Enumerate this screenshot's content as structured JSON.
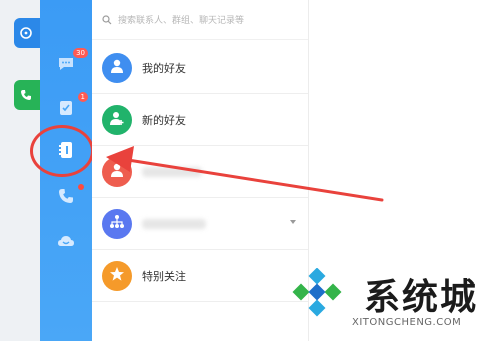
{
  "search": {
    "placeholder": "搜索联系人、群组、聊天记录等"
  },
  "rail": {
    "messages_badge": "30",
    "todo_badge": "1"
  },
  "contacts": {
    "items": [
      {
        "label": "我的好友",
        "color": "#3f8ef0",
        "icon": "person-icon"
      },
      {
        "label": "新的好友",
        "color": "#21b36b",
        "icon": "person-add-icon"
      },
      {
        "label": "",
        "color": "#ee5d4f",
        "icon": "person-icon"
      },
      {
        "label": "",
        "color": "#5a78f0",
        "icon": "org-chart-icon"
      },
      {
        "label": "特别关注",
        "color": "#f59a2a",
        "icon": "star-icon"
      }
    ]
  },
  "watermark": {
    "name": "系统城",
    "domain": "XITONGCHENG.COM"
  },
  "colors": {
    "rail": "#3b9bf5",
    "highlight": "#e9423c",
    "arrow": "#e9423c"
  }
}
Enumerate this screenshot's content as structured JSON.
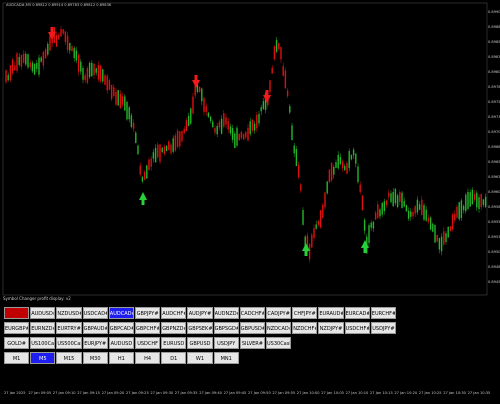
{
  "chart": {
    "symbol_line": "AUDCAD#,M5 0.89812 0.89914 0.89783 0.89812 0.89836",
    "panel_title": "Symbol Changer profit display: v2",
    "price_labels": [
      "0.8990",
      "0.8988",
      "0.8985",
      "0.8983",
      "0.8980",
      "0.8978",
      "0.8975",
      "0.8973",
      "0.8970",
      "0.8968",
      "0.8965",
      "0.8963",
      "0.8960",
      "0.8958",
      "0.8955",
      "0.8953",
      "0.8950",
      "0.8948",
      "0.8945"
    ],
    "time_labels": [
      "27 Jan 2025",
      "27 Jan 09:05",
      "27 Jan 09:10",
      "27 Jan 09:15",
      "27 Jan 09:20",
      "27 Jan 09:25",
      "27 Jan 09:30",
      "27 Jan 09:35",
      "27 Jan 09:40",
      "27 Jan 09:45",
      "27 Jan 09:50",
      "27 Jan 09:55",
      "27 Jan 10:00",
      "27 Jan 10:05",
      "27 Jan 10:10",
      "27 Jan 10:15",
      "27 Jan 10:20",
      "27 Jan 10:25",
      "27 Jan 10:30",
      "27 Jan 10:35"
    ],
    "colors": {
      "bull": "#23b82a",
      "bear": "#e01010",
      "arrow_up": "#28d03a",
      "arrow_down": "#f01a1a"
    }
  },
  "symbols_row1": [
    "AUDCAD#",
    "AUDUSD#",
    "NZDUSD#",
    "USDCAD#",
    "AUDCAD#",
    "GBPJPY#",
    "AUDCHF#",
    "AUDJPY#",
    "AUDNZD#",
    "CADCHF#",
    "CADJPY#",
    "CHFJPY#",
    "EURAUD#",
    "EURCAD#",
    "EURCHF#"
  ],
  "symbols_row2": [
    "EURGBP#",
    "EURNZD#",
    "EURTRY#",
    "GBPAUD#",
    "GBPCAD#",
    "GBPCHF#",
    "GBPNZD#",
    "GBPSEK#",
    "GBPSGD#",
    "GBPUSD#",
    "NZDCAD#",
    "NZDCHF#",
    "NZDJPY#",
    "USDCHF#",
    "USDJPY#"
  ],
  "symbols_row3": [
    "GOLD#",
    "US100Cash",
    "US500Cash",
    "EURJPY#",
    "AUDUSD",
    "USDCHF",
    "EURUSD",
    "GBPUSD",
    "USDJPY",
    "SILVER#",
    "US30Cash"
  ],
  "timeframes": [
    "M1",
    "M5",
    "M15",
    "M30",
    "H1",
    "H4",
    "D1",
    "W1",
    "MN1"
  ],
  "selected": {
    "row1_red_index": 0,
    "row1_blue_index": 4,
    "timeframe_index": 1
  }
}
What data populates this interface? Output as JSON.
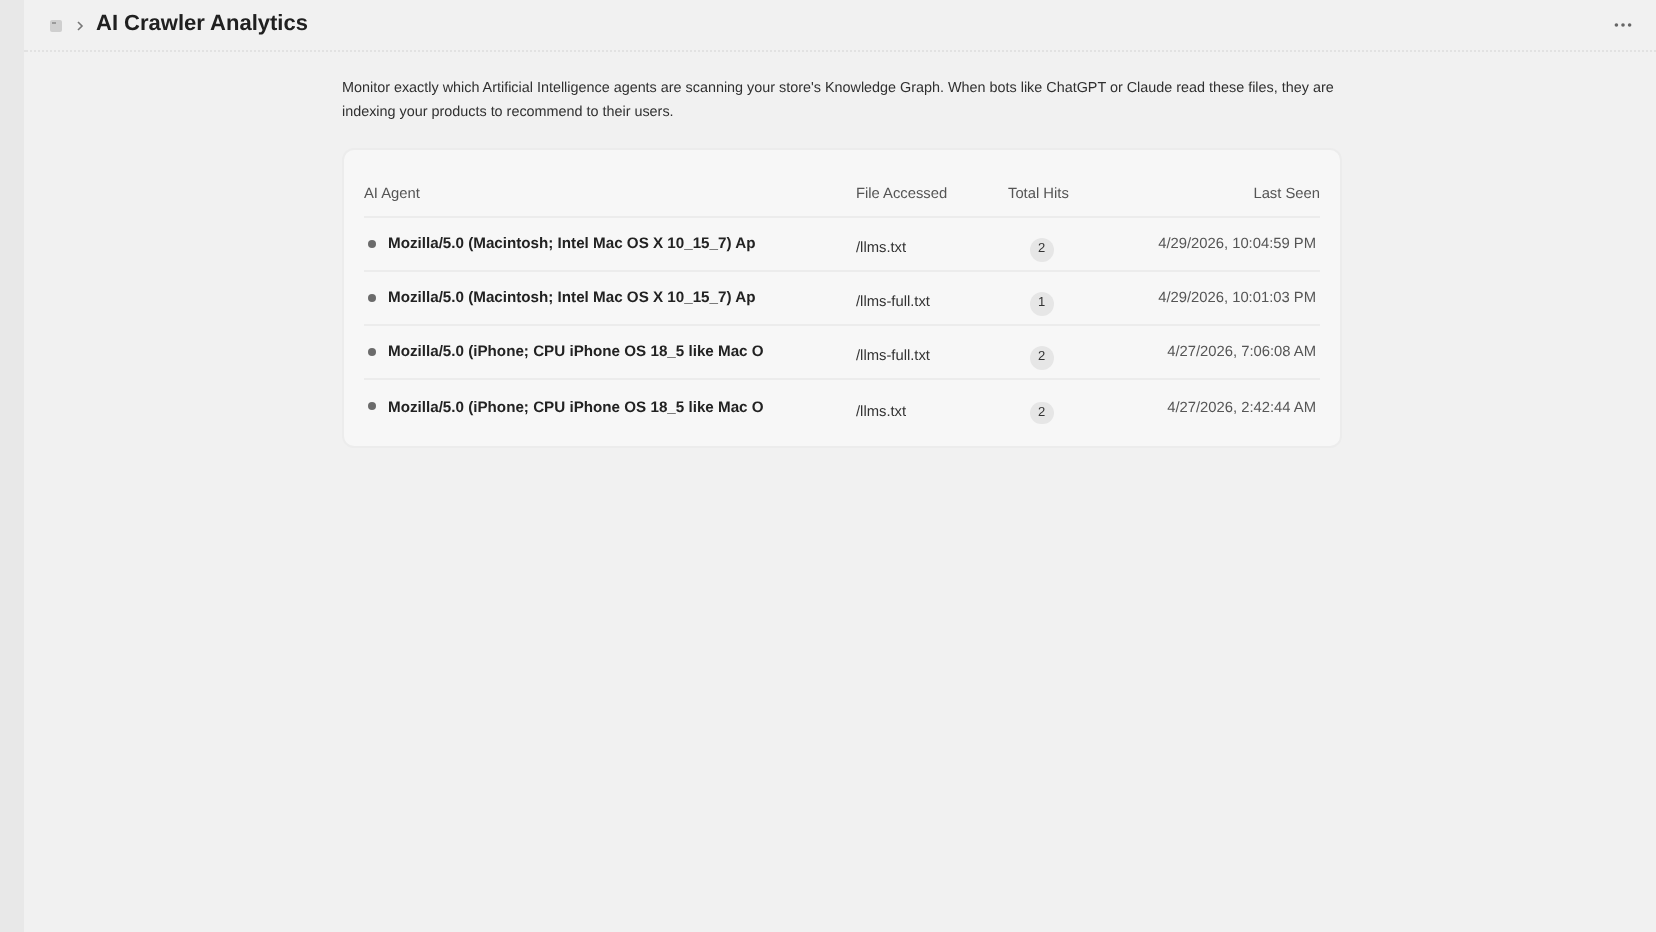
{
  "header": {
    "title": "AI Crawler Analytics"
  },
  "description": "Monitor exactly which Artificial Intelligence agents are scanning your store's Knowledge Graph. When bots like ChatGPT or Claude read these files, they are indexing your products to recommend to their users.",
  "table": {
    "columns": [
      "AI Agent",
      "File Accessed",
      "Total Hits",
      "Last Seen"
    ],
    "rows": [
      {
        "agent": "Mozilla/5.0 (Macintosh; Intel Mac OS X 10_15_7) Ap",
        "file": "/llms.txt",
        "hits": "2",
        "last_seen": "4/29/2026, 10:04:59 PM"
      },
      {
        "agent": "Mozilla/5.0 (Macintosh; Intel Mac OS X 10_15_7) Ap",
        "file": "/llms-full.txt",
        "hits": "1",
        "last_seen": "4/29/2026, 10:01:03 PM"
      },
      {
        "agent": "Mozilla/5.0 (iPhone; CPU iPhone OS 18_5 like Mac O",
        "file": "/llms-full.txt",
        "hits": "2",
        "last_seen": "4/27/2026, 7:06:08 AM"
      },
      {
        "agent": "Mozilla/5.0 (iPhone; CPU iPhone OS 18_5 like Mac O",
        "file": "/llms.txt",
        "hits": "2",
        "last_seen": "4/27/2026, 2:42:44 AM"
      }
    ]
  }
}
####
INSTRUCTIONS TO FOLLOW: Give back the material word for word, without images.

SOLVED PROBLEM:
Enumerate this screenshot's content as structured JSON.
{
  "search": {
    "placeholder": "搜索联系人、群组、聊天记录等"
  },
  "rail": {
    "messages_badge": "30",
    "todo_badge": "1"
  },
  "contacts": {
    "items": [
      {
        "label": "我的好友",
        "color": "#3f8ef0",
        "icon": "person-icon"
      },
      {
        "label": "新的好友",
        "color": "#21b36b",
        "icon": "person-add-icon"
      },
      {
        "label": "",
        "color": "#ee5d4f",
        "icon": "person-icon"
      },
      {
        "label": "",
        "color": "#5a78f0",
        "icon": "org-chart-icon"
      },
      {
        "label": "特别关注",
        "color": "#f59a2a",
        "icon": "star-icon"
      }
    ]
  },
  "watermark": {
    "name": "系统城",
    "domain": "XITONGCHENG.COM"
  },
  "colors": {
    "rail": "#3b9bf5",
    "highlight": "#e9423c",
    "arrow": "#e9423c"
  }
}
Enumerate this screenshot's content as structured JSON.
{
  "chart": {
    "symbol_line": "AUDCAD#,M5 0.89812 0.89914 0.89783 0.89812 0.89836",
    "panel_title": "Symbol Changer profit display: v2",
    "price_labels": [
      "0.8990",
      "0.8988",
      "0.8985",
      "0.8983",
      "0.8980",
      "0.8978",
      "0.8975",
      "0.8973",
      "0.8970",
      "0.8968",
      "0.8965",
      "0.8963",
      "0.8960",
      "0.8958",
      "0.8955",
      "0.8953",
      "0.8950",
      "0.8948",
      "0.8945"
    ],
    "time_labels": [
      "27 Jan 2025",
      "27 Jan 09:05",
      "27 Jan 09:10",
      "27 Jan 09:15",
      "27 Jan 09:20",
      "27 Jan 09:25",
      "27 Jan 09:30",
      "27 Jan 09:35",
      "27 Jan 09:40",
      "27 Jan 09:45",
      "27 Jan 09:50",
      "27 Jan 09:55",
      "27 Jan 10:00",
      "27 Jan 10:05",
      "27 Jan 10:10",
      "27 Jan 10:15",
      "27 Jan 10:20",
      "27 Jan 10:25",
      "27 Jan 10:30",
      "27 Jan 10:35"
    ],
    "colors": {
      "bull": "#23b82a",
      "bear": "#e01010",
      "arrow_up": "#28d03a",
      "arrow_down": "#f01a1a"
    }
  },
  "symbols_row1": [
    "AUDCAD#",
    "AUDUSD#",
    "NZDUSD#",
    "USDCAD#",
    "AUDCAD#",
    "GBPJPY#",
    "AUDCHF#",
    "AUDJPY#",
    "AUDNZD#",
    "CADCHF#",
    "CADJPY#",
    "CHFJPY#",
    "EURAUD#",
    "EURCAD#",
    "EURCHF#"
  ],
  "symbols_row2": [
    "EURGBP#",
    "EURNZD#",
    "EURTRY#",
    "GBPAUD#",
    "GBPCAD#",
    "GBPCHF#",
    "GBPNZD#",
    "GBPSEK#",
    "GBPSGD#",
    "GBPUSD#",
    "NZDCAD#",
    "NZDCHF#",
    "NZDJPY#",
    "USDCHF#",
    "USDJPY#"
  ],
  "symbols_row3": [
    "GOLD#",
    "US100Cash",
    "US500Cash",
    "EURJPY#",
    "AUDUSD",
    "USDCHF",
    "EURUSD",
    "GBPUSD",
    "USDJPY",
    "SILVER#",
    "US30Cash"
  ],
  "timeframes": [
    "M1",
    "M5",
    "M15",
    "M30",
    "H1",
    "H4",
    "D1",
    "W1",
    "MN1"
  ],
  "selected": {
    "row1_red_index": 0,
    "row1_blue_index": 4,
    "timeframe_index": 1
  }
}
What data populates this interface? Output as JSON.
{
  "header": {
    "title": "AI Crawler Analytics"
  },
  "description": "Monitor exactly which Artificial Intelligence agents are scanning your store's Knowledge Graph. When bots like ChatGPT or Claude read these files, they are indexing your products to recommend to their users.",
  "table": {
    "columns": [
      "AI Agent",
      "File Accessed",
      "Total Hits",
      "Last Seen"
    ],
    "rows": [
      {
        "agent": "Mozilla/5.0 (Macintosh; Intel Mac OS X 10_15_7) Ap",
        "file": "/llms.txt",
        "hits": "2",
        "last_seen": "4/29/2026, 10:04:59 PM"
      },
      {
        "agent": "Mozilla/5.0 (Macintosh; Intel Mac OS X 10_15_7) Ap",
        "file": "/llms-full.txt",
        "hits": "1",
        "last_seen": "4/29/2026, 10:01:03 PM"
      },
      {
        "agent": "Mozilla/5.0 (iPhone; CPU iPhone OS 18_5 like Mac O",
        "file": "/llms-full.txt",
        "hits": "2",
        "last_seen": "4/27/2026, 7:06:08 AM"
      },
      {
        "agent": "Mozilla/5.0 (iPhone; CPU iPhone OS 18_5 like Mac O",
        "file": "/llms.txt",
        "hits": "2",
        "last_seen": "4/27/2026, 2:42:44 AM"
      }
    ]
  }
}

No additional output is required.